» DATASET ENTRIES:
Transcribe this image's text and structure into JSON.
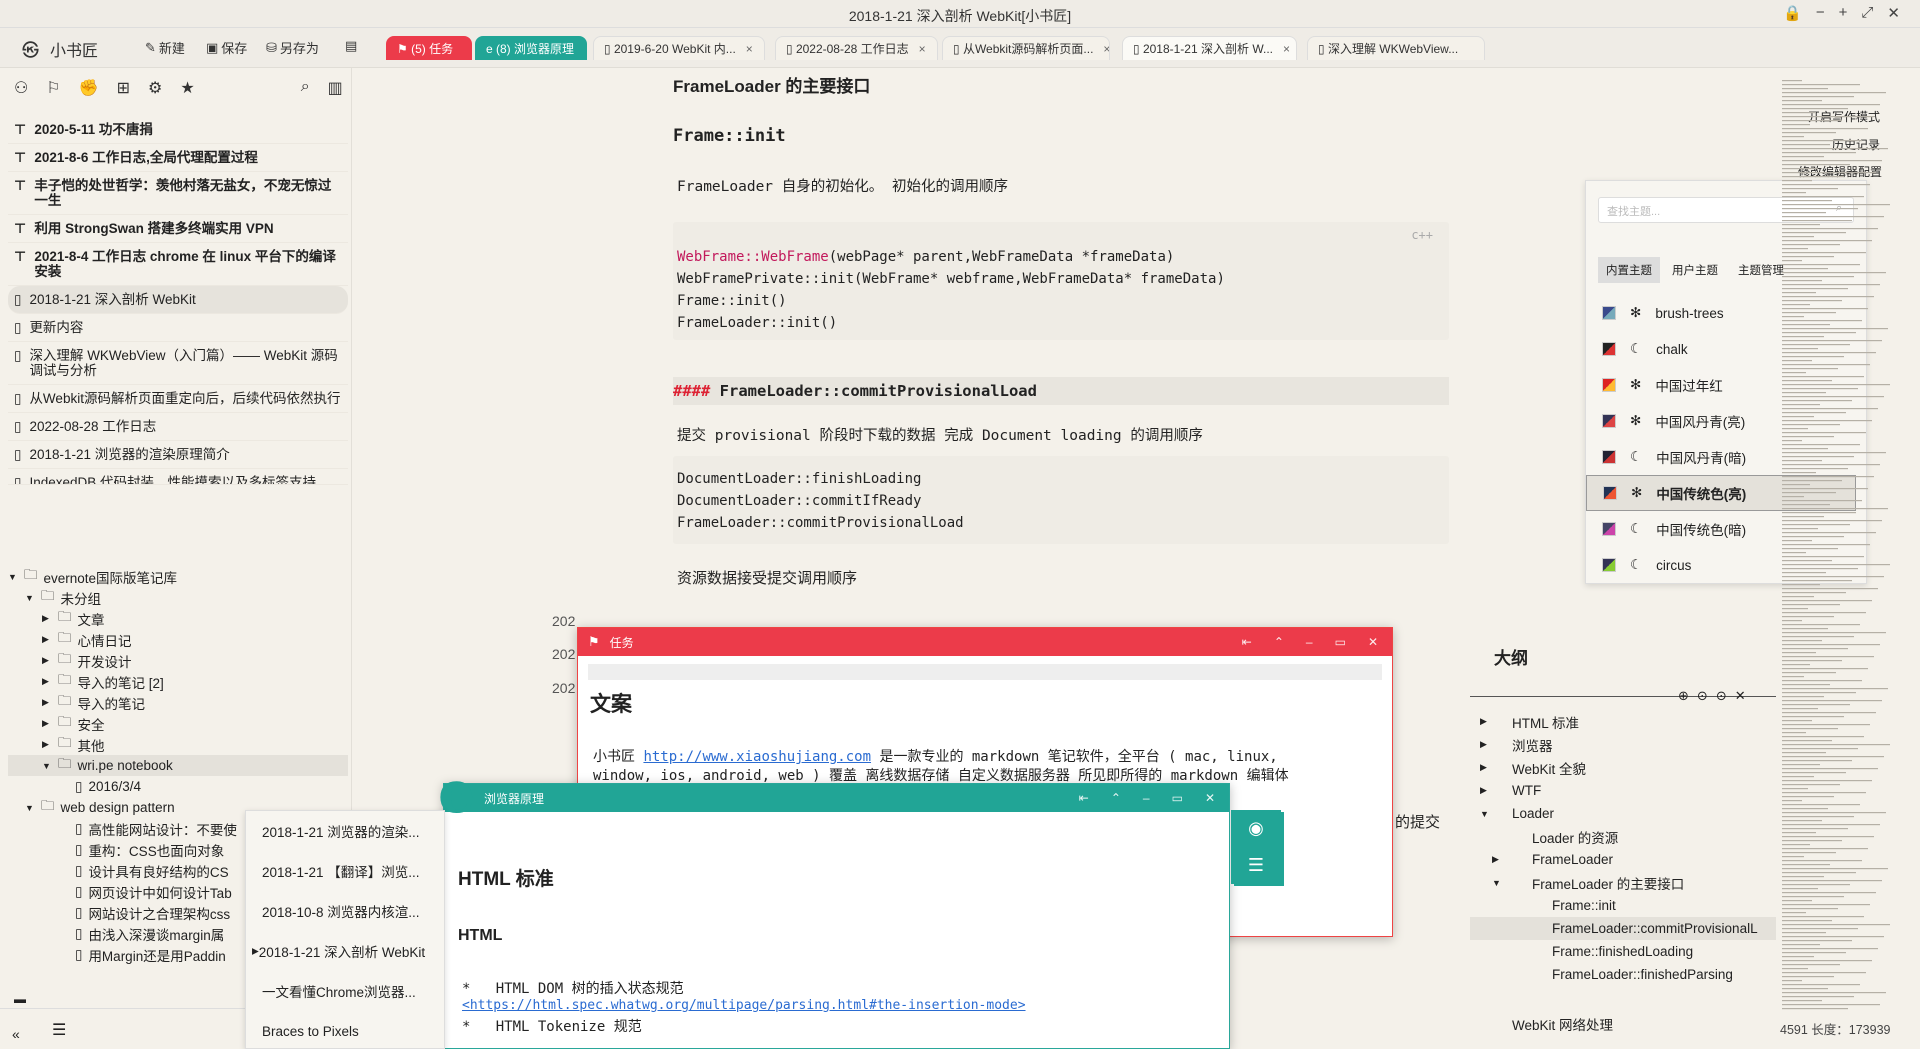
{
  "window": {
    "title": "2018-1-21 深入剖析 WebKit[小书匠]",
    "controls": [
      "🔒",
      "−",
      "+",
      "⤢",
      "✕"
    ]
  },
  "toolbar": {
    "logo": "小书匠",
    "new": "新建",
    "save": "保存",
    "save_as": "另存为"
  },
  "tabs": [
    {
      "label": "(5) 任务",
      "style": "red"
    },
    {
      "label": "(8) 浏览器原理",
      "style": "teal"
    },
    {
      "label": "2019-6-20 WebKit 内...",
      "style": "doc"
    },
    {
      "label": "2022-08-28 工作日志",
      "style": "doc"
    },
    {
      "label": "从Webkit源码解析页面...",
      "style": "doc"
    },
    {
      "label": "2018-1-21 深入剖析 W...",
      "style": "active"
    },
    {
      "label": "深入理解 WKWebView...",
      "style": "doc"
    }
  ],
  "pinned": [
    {
      "label": "2020-5-11 功不唐捐",
      "pin": true
    },
    {
      "label": "2021-8-6 工作日志,全局代理配置过程",
      "pin": true
    },
    {
      "label": "丰子恺的处世哲学：羡他村落无盐女，不宠无惊过一生",
      "pin": true
    },
    {
      "label": "利用 StrongSwan 搭建多终端实用 VPN",
      "pin": true
    },
    {
      "label": "2021-8-4 工作日志 chrome 在 linux 平台下的编译安装",
      "pin": true
    },
    {
      "label": "2018-1-21 深入剖析 WebKit",
      "pin": false,
      "selected": true
    },
    {
      "label": "更新内容",
      "pin": false
    },
    {
      "label": "深入理解 WKWebView（入门篇）—— WebKit 源码调试与分析",
      "pin": false
    },
    {
      "label": "从Webkit源码解析页面重定向后，后续代码依然执行",
      "pin": false
    },
    {
      "label": "2022-08-28 工作日志",
      "pin": false
    },
    {
      "label": "2018-1-21 浏览器的渲染原理简介",
      "pin": false
    },
    {
      "label": "IndexedDB 代码封装，性能摸索以及多标签支持",
      "pin": false
    }
  ],
  "tree": [
    {
      "label": "evernote国际版笔记库",
      "level": 0,
      "open": true,
      "type": "folder"
    },
    {
      "label": "未分组",
      "level": 1,
      "open": true,
      "type": "folder"
    },
    {
      "label": "文章",
      "level": 2,
      "type": "folder"
    },
    {
      "label": "心情日记",
      "level": 2,
      "type": "folder"
    },
    {
      "label": "开发设计",
      "level": 2,
      "type": "folder"
    },
    {
      "label": "导入的笔记 [2]",
      "level": 2,
      "type": "folder"
    },
    {
      "label": "导入的笔记",
      "level": 2,
      "type": "folder"
    },
    {
      "label": "安全",
      "level": 2,
      "type": "folder"
    },
    {
      "label": "其他",
      "level": 2,
      "type": "folder"
    },
    {
      "label": "wri.pe notebook",
      "level": 2,
      "open": true,
      "type": "folder",
      "selected": true
    },
    {
      "label": "2016/3/4",
      "level": 3,
      "type": "note"
    },
    {
      "label": "web design pattern",
      "level": 1,
      "open": true,
      "type": "folder"
    },
    {
      "label": "高性能网站设计：不要使",
      "level": 3,
      "type": "note"
    },
    {
      "label": "重构：CSS也面向对象",
      "level": 3,
      "type": "note"
    },
    {
      "label": "设计具有良好结构的CS",
      "level": 3,
      "type": "note"
    },
    {
      "label": "网页设计中如何设计Tab",
      "level": 3,
      "type": "note"
    },
    {
      "label": "网站设计之合理架构css",
      "level": 3,
      "type": "note"
    },
    {
      "label": "由浅入深漫谈margin属",
      "level": 3,
      "type": "note"
    },
    {
      "label": "用Margin还是用Paddin",
      "level": 3,
      "type": "note"
    }
  ],
  "editor": {
    "h_interfaces": "FrameLoader 的主要接口",
    "h_init": "Frame::init",
    "p_init": "FrameLoader 自身的初始化。 初始化的调用顺序",
    "code1": [
      "WebFrame::WebFrame(webPage* parent,WebFrameData *frameData)",
      "WebFramePrivate::init(WebFrame* webframe,WebFrameData* frameData)",
      "Frame::init()",
      "FrameLoader::init()"
    ],
    "code1_fn": "WebFrame::WebFrame",
    "code1_rest": "(webPage* parent,WebFrameData *frameData)",
    "lang": "c++",
    "h_commit_marker": "####",
    "h_commit": "FrameLoader::commitProvisionalLoad",
    "p_commit": "提交 provisional 阶段时下载的数据 完成 Document loading 的调用顺序",
    "code2": [
      "DocumentLoader::finishLoading",
      "DocumentLoader::commitIfReady",
      "FrameLoader::commitProvisionalLoad"
    ],
    "p_data": "资源数据接受提交调用顺序",
    "partial1": "202",
    "partial2": "202",
    "partial3": "202",
    "tail": "的提交"
  },
  "right_menu": {
    "writing_mode": "开启写作模式",
    "history": "历史记录",
    "editor_config": "修改编辑器配置"
  },
  "theme_panel": {
    "search_placeholder": "查找主题...",
    "tabs": [
      "内置主题",
      "用户主题",
      "主题管理"
    ],
    "themes": [
      {
        "name": "brush-trees",
        "mode": "light"
      },
      {
        "name": "chalk",
        "mode": "dark"
      },
      {
        "name": "中国过年红",
        "mode": "light"
      },
      {
        "name": "中国风丹青(亮)",
        "mode": "light"
      },
      {
        "name": "中国风丹青(暗)",
        "mode": "dark"
      },
      {
        "name": "中国传统色(亮)",
        "mode": "light",
        "selected": true
      },
      {
        "name": "中国传统色(暗)",
        "mode": "dark"
      },
      {
        "name": "circus",
        "mode": "dark"
      }
    ]
  },
  "outline": {
    "title": "大纲",
    "items": [
      {
        "label": "HTML 标准",
        "level": 0,
        "caret": "right"
      },
      {
        "label": "浏览器",
        "level": 0,
        "caret": "right"
      },
      {
        "label": "WebKit 全貌",
        "level": 0,
        "caret": "right"
      },
      {
        "label": "WTF",
        "level": 0,
        "caret": "right"
      },
      {
        "label": "Loader",
        "level": 0,
        "caret": "down"
      },
      {
        "label": "Loader 的资源",
        "level": 1,
        "caret": ""
      },
      {
        "label": "FrameLoader",
        "level": 1,
        "caret": "right"
      },
      {
        "label": "FrameLoader 的主要接口",
        "level": 1,
        "caret": "down"
      },
      {
        "label": "Frame::init",
        "level": 2,
        "caret": ""
      },
      {
        "label": "FrameLoader::commitProvisionalL",
        "level": 2,
        "caret": "",
        "selected": true
      },
      {
        "label": "Frame::finishedLoading",
        "level": 2,
        "caret": ""
      },
      {
        "label": "FrameLoader::finishedParsing",
        "level": 2,
        "caret": ""
      },
      {
        "label": "WebKit 网络处理",
        "level": 0,
        "caret": ""
      }
    ]
  },
  "status": {
    "text": "4591 长度：173939"
  },
  "task_window": {
    "title": "任务",
    "heading": "文案",
    "body_pre": "小书匠 ",
    "link": "http://www.xiaoshujiang.com",
    "body_post": " 是一款专业的 markdown 笔记软件，全平台 ( mac, linux,",
    "line2": "window, ios, android, web ) 覆盖 离线数据存储 自定义数据服务器 所见即所得的 markdown 编辑体"
  },
  "browser_window": {
    "title": "浏览器原理",
    "h1": "HTML 标准",
    "h2": "HTML",
    "li1": "HTML DOM 树的插入状态规范",
    "li1_link": "<https://html.spec.whatwg.org/multipage/parsing.html#the-insertion-mode>",
    "li2": "HTML Tokenize 规范"
  },
  "popup": [
    {
      "label": "2018-1-21 浏览器的渲染..."
    },
    {
      "label": "2018-1-21 【翻译】浏览..."
    },
    {
      "label": "2018-10-8 浏览器内核渲..."
    },
    {
      "label": "2018-1-21 深入剖析 WebKit",
      "selected": true
    },
    {
      "label": "一文看懂Chrome浏览器..."
    },
    {
      "label": "Braces to Pixels"
    }
  ]
}
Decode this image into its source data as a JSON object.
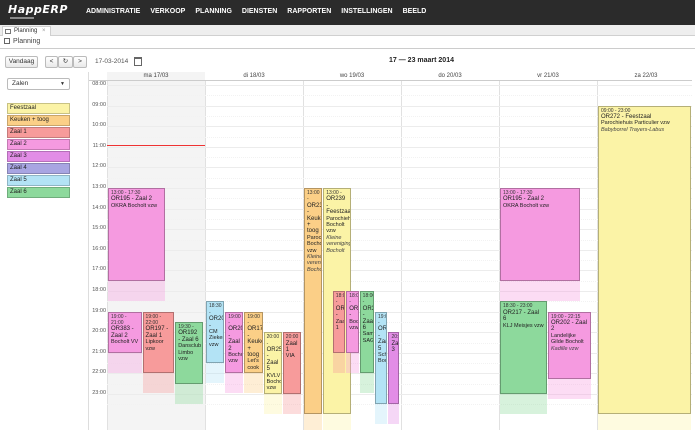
{
  "app": {
    "logo": "HappERP"
  },
  "nav": [
    "ADMINISTRATIE",
    "VERKOOP",
    "PLANNING",
    "DIENSTEN",
    "RAPPORTEN",
    "INSTELLINGEN",
    "BEELD"
  ],
  "tab": {
    "label": "Planning",
    "close": "×"
  },
  "breadcrumb": "Planning",
  "toolbar": {
    "today": "Vandaag",
    "prev": "<",
    "refresh": "↻",
    "next": ">",
    "date": "17-03-2014",
    "range": "17 — 23 maart 2014"
  },
  "filter": {
    "selected": "Zalen"
  },
  "legend": [
    {
      "label": "Feestzaal",
      "color": "#fbf3a6"
    },
    {
      "label": "Keuken + toog",
      "color": "#fbcf87"
    },
    {
      "label": "Zaal 1",
      "color": "#f79b9b"
    },
    {
      "label": "Zaal 2",
      "color": "#f59ae0"
    },
    {
      "label": "Zaal 3",
      "color": "#e28de6"
    },
    {
      "label": "Zaal 4",
      "color": "#a8a5e2"
    },
    {
      "label": "Zaal 5",
      "color": "#b3e3f5"
    },
    {
      "label": "Zaal 6",
      "color": "#8dd99c"
    }
  ],
  "days": [
    "ma 17/03",
    "di 18/03",
    "wo 19/03",
    "do 20/03",
    "vr 21/03",
    "za 22/03"
  ],
  "hours": [
    "08:00",
    "09:00",
    "10:00",
    "11:00",
    "12:00",
    "13:00",
    "14:00",
    "15:00",
    "16:00",
    "17:00",
    "18:00",
    "19:00",
    "20:00",
    "21:00",
    "22:00",
    "23:00"
  ],
  "events": [
    {
      "day": 0,
      "s": "13:00",
      "e": "17:30",
      "lane": 0,
      "lanes": 1,
      "w": 0.6,
      "room": "Zaal 2",
      "lines": [
        "13:00 - 17:30",
        "OR195 - Zaal 2",
        "OKRA Bocholt vzw"
      ]
    },
    {
      "day": 0,
      "s": "19:00",
      "e": "21:00",
      "lane": 0,
      "lanes": 1,
      "w": 0.36,
      "room": "Zaal 2",
      "lines": [
        "19:00 - 21:00",
        "OR383 - Zaal 2",
        "Bocholt VV"
      ]
    },
    {
      "day": 0,
      "s": "19:00",
      "e": "22:00",
      "lane": 1,
      "lanes": 1,
      "x": 0.36,
      "w": 0.34,
      "room": "Zaal 1",
      "lines": [
        "19:00 - 22:00",
        "OR197 - Zaal 1",
        "Lipkoor vzw"
      ]
    },
    {
      "day": 0,
      "s": "19:30",
      "e": "22:30",
      "lane": 0,
      "lanes": 1,
      "x": 0.7,
      "w": 0.3,
      "room": "Zaal 6",
      "lines": [
        "19:30 - ",
        "OR192 - Zaal 6",
        "Dansclub Limbo vzw"
      ]
    },
    {
      "day": 1,
      "s": "18:30",
      "e": "21:30",
      "lane": 0,
      "lanes": 1,
      "x": 0.0,
      "w": 0.2,
      "room": "Zaal 5",
      "lines": [
        "18:30 - ",
        "OR206 - ",
        "CM Ziekenzorg vzw"
      ]
    },
    {
      "day": 1,
      "s": "19:00",
      "e": "22:00",
      "lane": 0,
      "lanes": 1,
      "x": 0.2,
      "w": 0.2,
      "room": "Zaal 2",
      "lines": [
        "19:00 - ",
        "OR206 - Zaal 2",
        "Bocholt vzw"
      ]
    },
    {
      "day": 1,
      "s": "19:00",
      "e": "22:00",
      "lane": 0,
      "lanes": 1,
      "x": 0.4,
      "w": 0.2,
      "room": "Keuken + toog",
      "lines": [
        "19:00 - ",
        "OR176 - Keuken + toog",
        "Let's cook vzw"
      ]
    },
    {
      "day": 1,
      "s": "20:00",
      "e": "23:00",
      "lane": 0,
      "lanes": 1,
      "x": 0.6,
      "w": 0.2,
      "room": "Feestzaal",
      "lines": [
        "20:00 - ",
        "OR254 - Zaal 5",
        "KVLV Bocholt vzw"
      ]
    },
    {
      "day": 1,
      "s": "20:00",
      "e": "23:00",
      "lane": 0,
      "lanes": 1,
      "x": 0.8,
      "w": 0.2,
      "room": "Zaal 1",
      "lines": [
        "20:00",
        "Zaal 1",
        "VIA"
      ]
    },
    {
      "day": 2,
      "s": "13:00",
      "e": "24:00",
      "lane": 0,
      "lanes": 1,
      "x": 0.0,
      "w": 0.2,
      "room": "Keuken + toog",
      "lines": [
        "13:00 - ",
        "OR239 - Keuken + toog",
        "Parochiehuis Bocholt vzw",
        "Kleine vereniging Bocholt"
      ]
    },
    {
      "day": 2,
      "s": "13:00",
      "e": "24:00",
      "lane": 0,
      "lanes": 1,
      "x": 0.2,
      "w": 0.3,
      "room": "Feestzaal",
      "lines": [
        "13:00 - ",
        "OR239 - Feestzaal",
        "Parochiehuis Bocholt vzw",
        "Kleine vereniging Bocholt"
      ]
    },
    {
      "day": 2,
      "s": "18:00",
      "e": "21:00",
      "lane": 0,
      "lanes": 1,
      "x": 0.3,
      "w": 0.14,
      "room": "Zaal 1",
      "lines": [
        "18:00 - ",
        "OR385 - ",
        "Zaal 1"
      ]
    },
    {
      "day": 2,
      "s": "18:00",
      "e": "21:00",
      "lane": 0,
      "lanes": 1,
      "x": 0.44,
      "w": 0.14,
      "room": "Zaal 2",
      "lines": [
        "18:00 - ",
        "OR385 - ",
        "Bocholt vzw"
      ]
    },
    {
      "day": 2,
      "s": "18:00",
      "e": "22:00",
      "lane": 0,
      "lanes": 1,
      "x": 0.58,
      "w": 0.16,
      "room": "Zaal 6",
      "lines": [
        "18:00 - ",
        "OR369 - Zaal 6",
        "Samenleving SAGE"
      ]
    },
    {
      "day": 2,
      "s": "19:00",
      "e": "23:30",
      "lane": 0,
      "lanes": 1,
      "x": 0.74,
      "w": 0.14,
      "room": "Zaal 5",
      "lines": [
        "19:00 - ",
        "OR377 - Zaal 5",
        "Schutterij Bocholt"
      ]
    },
    {
      "day": 2,
      "s": "20:00",
      "e": "23:30",
      "lane": 0,
      "lanes": 1,
      "x": 0.88,
      "w": 0.12,
      "room": "Zaal 3",
      "lines": [
        "20:00",
        "Zaal 3"
      ]
    },
    {
      "day": 4,
      "s": "13:00",
      "e": "17:30",
      "lane": 0,
      "lanes": 1,
      "x": 0.0,
      "w": 0.84,
      "room": "Zaal 2",
      "lines": [
        "13:00 - 17:30",
        "OR195 - Zaal 2",
        "OKRA Bocholt vzw"
      ]
    },
    {
      "day": 4,
      "s": "18:30",
      "e": "23:00",
      "lane": 0,
      "lanes": 1,
      "x": 0.0,
      "w": 0.5,
      "room": "Zaal 6",
      "lines": [
        "18:30 - 23:00",
        "OR217 - Zaal 6",
        "KLJ Meisjes vzw"
      ]
    },
    {
      "day": 4,
      "s": "19:00",
      "e": "22:15",
      "lane": 0,
      "lanes": 1,
      "x": 0.5,
      "w": 0.46,
      "room": "Zaal 2",
      "lines": [
        "19:00 - 22:15",
        "OR202 - Zaal 2",
        "Landelijke Gilde Bocholt",
        "Kadille vzw"
      ]
    },
    {
      "day": 5,
      "s": "09:00",
      "e": "24:00",
      "lane": 0,
      "lanes": 1,
      "x": 0.0,
      "w": 0.98,
      "room": "Feestzaal",
      "lines": [
        "09:00 - 23:00",
        "OR272 - Feestzaal",
        "Parochiehuis Particulier vzw",
        "Babyborrel Trayers-Labus"
      ]
    }
  ]
}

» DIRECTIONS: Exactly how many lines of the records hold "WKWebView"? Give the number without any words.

» FINAL ANSWER: 2